BEGIN SUPPLIED RECORDS

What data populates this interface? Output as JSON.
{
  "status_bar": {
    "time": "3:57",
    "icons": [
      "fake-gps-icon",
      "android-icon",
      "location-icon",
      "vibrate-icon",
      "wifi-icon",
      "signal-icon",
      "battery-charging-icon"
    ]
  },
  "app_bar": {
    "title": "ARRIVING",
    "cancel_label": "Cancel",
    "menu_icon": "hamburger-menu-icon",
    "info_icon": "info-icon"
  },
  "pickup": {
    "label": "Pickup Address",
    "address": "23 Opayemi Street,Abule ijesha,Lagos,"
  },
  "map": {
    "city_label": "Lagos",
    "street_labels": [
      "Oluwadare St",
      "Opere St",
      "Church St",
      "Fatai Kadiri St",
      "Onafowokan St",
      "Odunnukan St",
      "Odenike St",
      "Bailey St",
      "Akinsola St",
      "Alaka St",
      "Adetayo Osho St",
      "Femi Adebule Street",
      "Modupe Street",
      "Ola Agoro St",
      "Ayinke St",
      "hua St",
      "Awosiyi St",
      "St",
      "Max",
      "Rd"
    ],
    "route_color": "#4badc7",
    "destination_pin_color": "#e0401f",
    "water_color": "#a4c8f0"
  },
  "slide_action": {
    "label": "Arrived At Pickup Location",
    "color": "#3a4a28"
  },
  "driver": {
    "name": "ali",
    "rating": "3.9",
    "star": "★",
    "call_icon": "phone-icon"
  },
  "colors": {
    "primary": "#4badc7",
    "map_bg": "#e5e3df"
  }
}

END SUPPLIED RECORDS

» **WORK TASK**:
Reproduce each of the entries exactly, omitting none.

» **EXERCISE OUTPUT**:
What data populates this interface? Output as JSON.
{
  "status_bar": {
    "time": "3:57",
    "icons": [
      "fake-gps-icon",
      "android-icon",
      "location-icon",
      "vibrate-icon",
      "wifi-icon",
      "signal-icon",
      "battery-charging-icon"
    ]
  },
  "app_bar": {
    "title": "ARRIVING",
    "cancel_label": "Cancel",
    "menu_icon": "hamburger-menu-icon",
    "info_icon": "info-icon"
  },
  "pickup": {
    "label": "Pickup Address",
    "address": "23 Opayemi Street,Abule ijesha,Lagos,"
  },
  "map": {
    "city_label": "Lagos",
    "street_labels": [
      "Oluwadare St",
      "Opere St",
      "Church St",
      "Fatai Kadiri St",
      "Onafowokan St",
      "Odunnukan St",
      "Odenike St",
      "Bailey St",
      "Akinsola St",
      "Alaka St",
      "Adetayo Osho St",
      "Femi Adebule Street",
      "Modupe Street",
      "Ola Agoro St",
      "Ayinke St",
      "hua St",
      "Awosiyi St",
      "St",
      "Max",
      "Rd"
    ],
    "route_color": "#4badc7",
    "destination_pin_color": "#e0401f",
    "water_color": "#a4c8f0"
  },
  "slide_action": {
    "label": "Arrived At Pickup Location",
    "color": "#3a4a28"
  },
  "driver": {
    "name": "ali",
    "rating": "3.9",
    "star": "★",
    "call_icon": "phone-icon"
  },
  "colors": {
    "primary": "#4badc7",
    "map_bg": "#e5e3df"
  }
}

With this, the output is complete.